■ YOUR TASK
Your answer should be every line below that includes the word "клавіші".

■ SOURCE RECORDS
[Start of Attachment]

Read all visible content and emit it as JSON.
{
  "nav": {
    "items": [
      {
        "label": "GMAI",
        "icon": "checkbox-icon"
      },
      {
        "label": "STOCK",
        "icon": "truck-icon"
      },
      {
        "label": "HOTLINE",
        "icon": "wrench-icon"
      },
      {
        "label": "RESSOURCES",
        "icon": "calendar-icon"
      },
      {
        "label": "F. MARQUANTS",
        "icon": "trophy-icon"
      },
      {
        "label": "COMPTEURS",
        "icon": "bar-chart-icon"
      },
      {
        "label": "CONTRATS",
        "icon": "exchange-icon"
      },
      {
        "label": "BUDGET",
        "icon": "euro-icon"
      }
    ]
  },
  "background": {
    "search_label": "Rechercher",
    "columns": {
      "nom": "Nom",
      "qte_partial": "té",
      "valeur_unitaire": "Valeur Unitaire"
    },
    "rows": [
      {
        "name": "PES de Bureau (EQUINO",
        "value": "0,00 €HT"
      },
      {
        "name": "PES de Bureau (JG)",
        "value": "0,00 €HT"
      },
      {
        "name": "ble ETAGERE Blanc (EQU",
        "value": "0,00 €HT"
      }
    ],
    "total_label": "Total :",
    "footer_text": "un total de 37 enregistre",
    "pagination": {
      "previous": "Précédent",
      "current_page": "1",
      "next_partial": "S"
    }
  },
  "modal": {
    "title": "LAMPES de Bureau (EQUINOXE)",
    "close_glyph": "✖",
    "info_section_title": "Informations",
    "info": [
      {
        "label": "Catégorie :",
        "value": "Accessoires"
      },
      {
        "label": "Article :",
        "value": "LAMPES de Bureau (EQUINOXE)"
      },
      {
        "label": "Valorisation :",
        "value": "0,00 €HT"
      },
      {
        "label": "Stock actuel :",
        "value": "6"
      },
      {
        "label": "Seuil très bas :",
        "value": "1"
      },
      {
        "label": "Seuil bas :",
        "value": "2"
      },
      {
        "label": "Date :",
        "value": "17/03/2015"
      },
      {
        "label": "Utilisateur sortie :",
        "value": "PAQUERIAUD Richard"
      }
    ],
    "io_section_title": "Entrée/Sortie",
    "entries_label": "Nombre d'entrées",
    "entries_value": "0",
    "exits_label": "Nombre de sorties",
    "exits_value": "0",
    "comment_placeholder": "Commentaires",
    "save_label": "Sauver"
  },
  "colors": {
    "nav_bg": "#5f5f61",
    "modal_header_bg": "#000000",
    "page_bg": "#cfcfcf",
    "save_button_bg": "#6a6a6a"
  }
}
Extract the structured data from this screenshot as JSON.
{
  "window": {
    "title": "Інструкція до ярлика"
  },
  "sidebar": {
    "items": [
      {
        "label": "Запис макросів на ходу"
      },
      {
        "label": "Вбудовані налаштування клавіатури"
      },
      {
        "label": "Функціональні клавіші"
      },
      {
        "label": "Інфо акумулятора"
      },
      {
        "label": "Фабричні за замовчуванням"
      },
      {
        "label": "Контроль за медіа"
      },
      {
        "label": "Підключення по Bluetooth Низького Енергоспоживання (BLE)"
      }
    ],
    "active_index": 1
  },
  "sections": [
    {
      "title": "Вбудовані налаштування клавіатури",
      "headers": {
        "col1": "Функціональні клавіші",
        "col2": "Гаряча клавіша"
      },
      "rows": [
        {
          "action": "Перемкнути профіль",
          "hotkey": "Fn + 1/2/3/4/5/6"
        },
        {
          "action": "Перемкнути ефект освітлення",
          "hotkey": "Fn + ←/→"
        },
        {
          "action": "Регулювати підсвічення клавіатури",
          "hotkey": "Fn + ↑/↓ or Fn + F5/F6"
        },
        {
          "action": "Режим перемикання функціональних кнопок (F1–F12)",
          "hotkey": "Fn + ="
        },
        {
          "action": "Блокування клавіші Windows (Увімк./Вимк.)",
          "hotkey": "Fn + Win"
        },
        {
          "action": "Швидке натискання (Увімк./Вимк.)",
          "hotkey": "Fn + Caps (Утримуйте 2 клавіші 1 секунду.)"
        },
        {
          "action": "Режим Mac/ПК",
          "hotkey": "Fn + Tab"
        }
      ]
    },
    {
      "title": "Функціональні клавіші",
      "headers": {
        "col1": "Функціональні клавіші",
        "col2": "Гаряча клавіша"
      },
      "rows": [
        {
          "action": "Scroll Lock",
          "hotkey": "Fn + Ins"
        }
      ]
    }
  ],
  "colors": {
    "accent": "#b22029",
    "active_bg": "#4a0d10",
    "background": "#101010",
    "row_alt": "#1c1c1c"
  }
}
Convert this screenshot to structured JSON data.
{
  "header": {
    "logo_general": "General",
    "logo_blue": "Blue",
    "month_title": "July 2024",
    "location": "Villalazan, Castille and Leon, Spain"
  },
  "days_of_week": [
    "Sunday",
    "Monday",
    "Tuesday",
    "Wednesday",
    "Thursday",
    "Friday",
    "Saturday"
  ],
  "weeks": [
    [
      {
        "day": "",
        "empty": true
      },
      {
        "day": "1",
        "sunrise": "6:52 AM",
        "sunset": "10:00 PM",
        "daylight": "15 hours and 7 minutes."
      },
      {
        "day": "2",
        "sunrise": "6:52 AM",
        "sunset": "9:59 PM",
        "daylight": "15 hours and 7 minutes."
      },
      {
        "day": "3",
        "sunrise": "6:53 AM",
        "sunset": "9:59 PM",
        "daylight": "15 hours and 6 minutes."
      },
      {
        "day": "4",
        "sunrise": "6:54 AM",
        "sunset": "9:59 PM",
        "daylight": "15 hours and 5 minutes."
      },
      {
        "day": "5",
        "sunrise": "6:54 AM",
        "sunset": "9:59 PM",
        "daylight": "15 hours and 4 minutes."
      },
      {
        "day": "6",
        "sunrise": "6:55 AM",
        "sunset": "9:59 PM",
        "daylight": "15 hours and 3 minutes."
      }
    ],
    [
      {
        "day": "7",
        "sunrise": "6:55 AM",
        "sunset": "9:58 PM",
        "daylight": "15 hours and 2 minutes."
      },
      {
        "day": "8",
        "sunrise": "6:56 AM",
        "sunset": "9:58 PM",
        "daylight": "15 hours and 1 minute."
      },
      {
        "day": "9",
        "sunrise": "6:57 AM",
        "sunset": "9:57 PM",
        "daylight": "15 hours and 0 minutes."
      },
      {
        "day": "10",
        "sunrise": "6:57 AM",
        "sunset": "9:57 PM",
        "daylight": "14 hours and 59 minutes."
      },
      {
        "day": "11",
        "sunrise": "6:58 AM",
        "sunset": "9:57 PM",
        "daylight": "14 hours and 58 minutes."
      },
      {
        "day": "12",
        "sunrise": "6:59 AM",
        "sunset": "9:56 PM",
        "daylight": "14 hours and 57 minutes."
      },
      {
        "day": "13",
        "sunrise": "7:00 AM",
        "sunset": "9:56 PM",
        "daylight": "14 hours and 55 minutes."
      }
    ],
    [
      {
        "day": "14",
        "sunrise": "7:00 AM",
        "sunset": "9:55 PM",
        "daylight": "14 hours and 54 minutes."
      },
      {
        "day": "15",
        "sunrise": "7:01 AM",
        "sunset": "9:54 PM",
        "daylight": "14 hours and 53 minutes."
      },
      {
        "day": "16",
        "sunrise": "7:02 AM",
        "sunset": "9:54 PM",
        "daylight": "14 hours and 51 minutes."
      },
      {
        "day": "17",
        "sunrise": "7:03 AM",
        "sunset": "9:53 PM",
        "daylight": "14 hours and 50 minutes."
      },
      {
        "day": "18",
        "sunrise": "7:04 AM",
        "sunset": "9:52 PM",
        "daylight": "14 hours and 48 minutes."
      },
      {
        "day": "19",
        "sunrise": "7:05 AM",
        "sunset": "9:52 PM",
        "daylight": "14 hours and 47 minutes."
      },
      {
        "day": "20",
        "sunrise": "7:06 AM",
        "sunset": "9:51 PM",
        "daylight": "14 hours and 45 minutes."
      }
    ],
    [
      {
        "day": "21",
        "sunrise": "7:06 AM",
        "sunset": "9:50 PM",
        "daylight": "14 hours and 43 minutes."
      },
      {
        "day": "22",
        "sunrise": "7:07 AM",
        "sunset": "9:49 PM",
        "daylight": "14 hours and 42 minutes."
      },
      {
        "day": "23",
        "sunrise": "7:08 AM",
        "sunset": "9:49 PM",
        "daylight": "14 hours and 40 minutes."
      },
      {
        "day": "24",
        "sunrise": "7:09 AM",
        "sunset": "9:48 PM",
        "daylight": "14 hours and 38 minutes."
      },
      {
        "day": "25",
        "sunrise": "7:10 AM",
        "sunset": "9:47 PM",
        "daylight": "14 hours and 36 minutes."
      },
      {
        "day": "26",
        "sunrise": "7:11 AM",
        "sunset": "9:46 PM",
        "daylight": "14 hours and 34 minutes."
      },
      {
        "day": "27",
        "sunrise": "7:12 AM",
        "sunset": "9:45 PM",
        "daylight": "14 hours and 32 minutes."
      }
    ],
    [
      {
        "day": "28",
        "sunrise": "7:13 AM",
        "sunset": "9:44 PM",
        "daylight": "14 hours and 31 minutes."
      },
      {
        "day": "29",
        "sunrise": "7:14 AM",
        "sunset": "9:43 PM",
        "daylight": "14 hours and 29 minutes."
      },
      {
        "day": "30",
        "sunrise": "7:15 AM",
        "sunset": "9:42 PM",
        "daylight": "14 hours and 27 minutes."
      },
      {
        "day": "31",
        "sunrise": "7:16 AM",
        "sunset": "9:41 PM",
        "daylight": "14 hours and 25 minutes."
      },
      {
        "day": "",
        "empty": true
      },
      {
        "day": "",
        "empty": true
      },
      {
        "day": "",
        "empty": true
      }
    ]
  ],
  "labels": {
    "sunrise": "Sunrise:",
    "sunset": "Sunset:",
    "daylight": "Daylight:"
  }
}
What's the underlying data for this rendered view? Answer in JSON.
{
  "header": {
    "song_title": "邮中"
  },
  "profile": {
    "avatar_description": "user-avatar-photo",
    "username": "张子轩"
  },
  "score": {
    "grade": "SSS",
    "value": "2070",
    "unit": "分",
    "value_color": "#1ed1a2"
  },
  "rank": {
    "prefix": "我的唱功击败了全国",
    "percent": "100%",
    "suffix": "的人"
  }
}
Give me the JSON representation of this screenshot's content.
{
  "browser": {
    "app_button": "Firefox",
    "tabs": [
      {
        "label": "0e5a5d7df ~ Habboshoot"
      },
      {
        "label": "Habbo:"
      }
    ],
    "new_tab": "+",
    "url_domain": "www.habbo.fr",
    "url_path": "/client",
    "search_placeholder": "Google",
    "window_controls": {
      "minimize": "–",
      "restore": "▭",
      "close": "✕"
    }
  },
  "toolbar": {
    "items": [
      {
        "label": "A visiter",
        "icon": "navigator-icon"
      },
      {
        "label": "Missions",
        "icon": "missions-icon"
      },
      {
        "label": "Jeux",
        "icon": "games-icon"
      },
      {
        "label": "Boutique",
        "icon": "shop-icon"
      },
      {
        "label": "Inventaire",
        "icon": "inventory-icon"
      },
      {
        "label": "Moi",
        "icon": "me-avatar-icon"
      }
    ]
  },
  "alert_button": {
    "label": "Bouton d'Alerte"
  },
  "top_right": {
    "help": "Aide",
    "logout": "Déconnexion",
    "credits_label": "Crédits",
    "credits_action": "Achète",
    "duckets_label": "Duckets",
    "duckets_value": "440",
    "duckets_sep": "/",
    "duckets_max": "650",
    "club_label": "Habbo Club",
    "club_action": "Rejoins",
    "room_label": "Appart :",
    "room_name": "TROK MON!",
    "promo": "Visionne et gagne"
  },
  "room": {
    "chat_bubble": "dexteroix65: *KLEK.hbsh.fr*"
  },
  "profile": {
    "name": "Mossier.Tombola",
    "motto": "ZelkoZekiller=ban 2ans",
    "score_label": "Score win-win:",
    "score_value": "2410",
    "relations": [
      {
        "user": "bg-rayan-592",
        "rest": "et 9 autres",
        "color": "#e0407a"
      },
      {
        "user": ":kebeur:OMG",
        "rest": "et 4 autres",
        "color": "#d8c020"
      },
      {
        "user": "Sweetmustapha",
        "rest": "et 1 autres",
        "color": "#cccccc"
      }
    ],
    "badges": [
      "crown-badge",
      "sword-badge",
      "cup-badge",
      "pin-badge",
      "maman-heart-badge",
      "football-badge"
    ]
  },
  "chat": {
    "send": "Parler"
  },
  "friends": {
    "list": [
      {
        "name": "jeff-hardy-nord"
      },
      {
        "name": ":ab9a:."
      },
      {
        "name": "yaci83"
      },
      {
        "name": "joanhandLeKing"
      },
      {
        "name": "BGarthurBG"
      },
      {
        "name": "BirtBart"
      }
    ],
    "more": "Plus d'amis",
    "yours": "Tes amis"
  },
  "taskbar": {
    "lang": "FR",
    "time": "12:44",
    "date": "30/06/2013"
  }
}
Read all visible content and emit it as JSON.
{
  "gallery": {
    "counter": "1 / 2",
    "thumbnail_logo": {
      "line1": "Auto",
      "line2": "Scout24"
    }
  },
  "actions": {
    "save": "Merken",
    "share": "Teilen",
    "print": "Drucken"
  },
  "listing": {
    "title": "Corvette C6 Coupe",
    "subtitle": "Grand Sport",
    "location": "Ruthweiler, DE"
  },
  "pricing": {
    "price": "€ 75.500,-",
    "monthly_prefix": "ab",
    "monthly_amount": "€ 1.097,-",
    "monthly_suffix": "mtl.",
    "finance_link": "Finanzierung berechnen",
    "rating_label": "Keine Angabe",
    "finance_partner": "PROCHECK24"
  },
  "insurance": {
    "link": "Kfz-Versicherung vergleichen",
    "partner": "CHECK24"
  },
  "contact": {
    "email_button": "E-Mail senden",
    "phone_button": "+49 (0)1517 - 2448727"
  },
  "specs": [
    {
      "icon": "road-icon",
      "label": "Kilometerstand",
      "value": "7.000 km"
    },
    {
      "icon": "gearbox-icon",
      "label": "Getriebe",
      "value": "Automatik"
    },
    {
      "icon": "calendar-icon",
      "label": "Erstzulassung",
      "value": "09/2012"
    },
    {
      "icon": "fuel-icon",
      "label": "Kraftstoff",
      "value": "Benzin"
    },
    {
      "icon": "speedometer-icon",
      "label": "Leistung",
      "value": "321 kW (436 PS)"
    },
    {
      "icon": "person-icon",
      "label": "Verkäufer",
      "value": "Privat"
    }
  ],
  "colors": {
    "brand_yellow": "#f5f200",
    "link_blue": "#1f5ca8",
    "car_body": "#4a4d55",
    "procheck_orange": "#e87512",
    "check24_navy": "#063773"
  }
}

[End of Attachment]

■ ANSWER AREA
        "label": "Функціональні клавіші"
        "col1": "Функціональні клавіші",
          "action": "Блокування клавіші Windows (Увімк./Вимк.)",
          "hotkey": "Fn + Caps (Утримуйте 2 клавіші 1 секунду.)"
      "title": "Функціональні клавіші",
        "col1": "Функціональні клавіші",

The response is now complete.